╭─ Source material

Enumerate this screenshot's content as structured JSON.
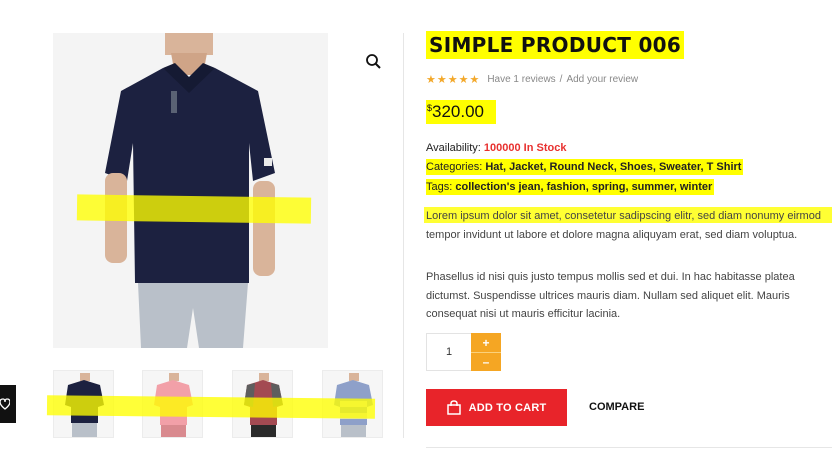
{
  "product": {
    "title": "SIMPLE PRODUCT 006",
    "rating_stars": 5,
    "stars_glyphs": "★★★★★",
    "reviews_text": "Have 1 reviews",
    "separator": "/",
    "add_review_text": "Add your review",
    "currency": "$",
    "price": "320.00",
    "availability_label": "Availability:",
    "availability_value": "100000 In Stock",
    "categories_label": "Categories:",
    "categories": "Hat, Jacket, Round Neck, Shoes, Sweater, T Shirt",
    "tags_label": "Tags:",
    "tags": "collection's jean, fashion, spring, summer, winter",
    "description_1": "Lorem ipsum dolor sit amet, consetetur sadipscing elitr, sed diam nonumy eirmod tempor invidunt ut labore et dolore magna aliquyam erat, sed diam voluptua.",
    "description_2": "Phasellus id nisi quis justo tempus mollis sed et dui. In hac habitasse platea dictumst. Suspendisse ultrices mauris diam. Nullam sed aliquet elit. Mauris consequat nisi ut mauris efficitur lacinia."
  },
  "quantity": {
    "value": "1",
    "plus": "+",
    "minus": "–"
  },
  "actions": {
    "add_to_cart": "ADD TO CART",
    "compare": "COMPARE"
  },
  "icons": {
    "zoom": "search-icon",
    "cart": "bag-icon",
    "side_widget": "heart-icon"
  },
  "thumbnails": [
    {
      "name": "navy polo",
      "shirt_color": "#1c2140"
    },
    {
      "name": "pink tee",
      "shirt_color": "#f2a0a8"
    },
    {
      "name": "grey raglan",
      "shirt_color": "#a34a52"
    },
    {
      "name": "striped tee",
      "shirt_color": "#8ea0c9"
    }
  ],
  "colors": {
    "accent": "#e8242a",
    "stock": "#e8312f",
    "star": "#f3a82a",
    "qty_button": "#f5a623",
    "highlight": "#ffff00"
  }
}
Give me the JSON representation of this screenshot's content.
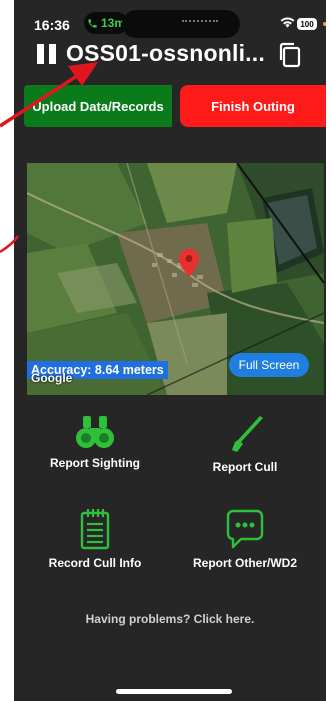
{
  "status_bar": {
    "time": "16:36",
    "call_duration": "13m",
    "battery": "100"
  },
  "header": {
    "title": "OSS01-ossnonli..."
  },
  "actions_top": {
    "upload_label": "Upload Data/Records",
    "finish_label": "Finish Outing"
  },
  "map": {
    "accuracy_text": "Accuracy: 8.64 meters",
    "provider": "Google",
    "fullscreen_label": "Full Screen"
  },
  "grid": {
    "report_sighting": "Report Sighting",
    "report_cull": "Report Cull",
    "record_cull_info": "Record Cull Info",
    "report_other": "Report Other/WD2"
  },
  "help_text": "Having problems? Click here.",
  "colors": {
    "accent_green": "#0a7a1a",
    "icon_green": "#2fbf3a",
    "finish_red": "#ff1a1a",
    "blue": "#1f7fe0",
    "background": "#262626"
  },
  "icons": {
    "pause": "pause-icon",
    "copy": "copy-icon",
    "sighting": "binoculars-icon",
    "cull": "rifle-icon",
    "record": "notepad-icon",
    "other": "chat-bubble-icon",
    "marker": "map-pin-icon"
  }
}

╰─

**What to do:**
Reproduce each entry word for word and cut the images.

**Result:**
Enumerate this screenshot's content as structured JSON.
{
  "product": {
    "title": "SIMPLE PRODUCT 006",
    "rating_stars": 5,
    "stars_glyphs": "★★★★★",
    "reviews_text": "Have 1 reviews",
    "separator": "/",
    "add_review_text": "Add your review",
    "currency": "$",
    "price": "320.00",
    "availability_label": "Availability:",
    "availability_value": "100000 In Stock",
    "categories_label": "Categories:",
    "categories": "Hat, Jacket, Round Neck, Shoes, Sweater, T Shirt",
    "tags_label": "Tags:",
    "tags": "collection's jean, fashion, spring, summer, winter",
    "description_1": "Lorem ipsum dolor sit amet, consetetur sadipscing elitr, sed diam nonumy eirmod tempor invidunt ut labore et dolore magna aliquyam erat, sed diam voluptua.",
    "description_2": "Phasellus id nisi quis justo tempus mollis sed et dui. In hac habitasse platea dictumst. Suspendisse ultrices mauris diam. Nullam sed aliquet elit. Mauris consequat nisi ut mauris efficitur lacinia."
  },
  "quantity": {
    "value": "1",
    "plus": "+",
    "minus": "–"
  },
  "actions": {
    "add_to_cart": "ADD TO CART",
    "compare": "COMPARE"
  },
  "icons": {
    "zoom": "search-icon",
    "cart": "bag-icon",
    "side_widget": "heart-icon"
  },
  "thumbnails": [
    {
      "name": "navy polo",
      "shirt_color": "#1c2140"
    },
    {
      "name": "pink tee",
      "shirt_color": "#f2a0a8"
    },
    {
      "name": "grey raglan",
      "shirt_color": "#a34a52"
    },
    {
      "name": "striped tee",
      "shirt_color": "#8ea0c9"
    }
  ],
  "colors": {
    "accent": "#e8242a",
    "stock": "#e8312f",
    "star": "#f3a82a",
    "qty_button": "#f5a623",
    "highlight": "#ffff00"
  }
}
Give me the JSON representation of this screenshot's content.
{
  "status_bar": {
    "time": "16:36",
    "call_duration": "13m",
    "battery": "100"
  },
  "header": {
    "title": "OSS01-ossnonli..."
  },
  "actions_top": {
    "upload_label": "Upload Data/Records",
    "finish_label": "Finish Outing"
  },
  "map": {
    "accuracy_text": "Accuracy: 8.64 meters",
    "provider": "Google",
    "fullscreen_label": "Full Screen"
  },
  "grid": {
    "report_sighting": "Report Sighting",
    "report_cull": "Report Cull",
    "record_cull_info": "Record Cull Info",
    "report_other": "Report Other/WD2"
  },
  "help_text": "Having problems? Click here.",
  "colors": {
    "accent_green": "#0a7a1a",
    "icon_green": "#2fbf3a",
    "finish_red": "#ff1a1a",
    "blue": "#1f7fe0",
    "background": "#262626"
  },
  "icons": {
    "pause": "pause-icon",
    "copy": "copy-icon",
    "sighting": "binoculars-icon",
    "cull": "rifle-icon",
    "record": "notepad-icon",
    "other": "chat-bubble-icon",
    "marker": "map-pin-icon"
  }
}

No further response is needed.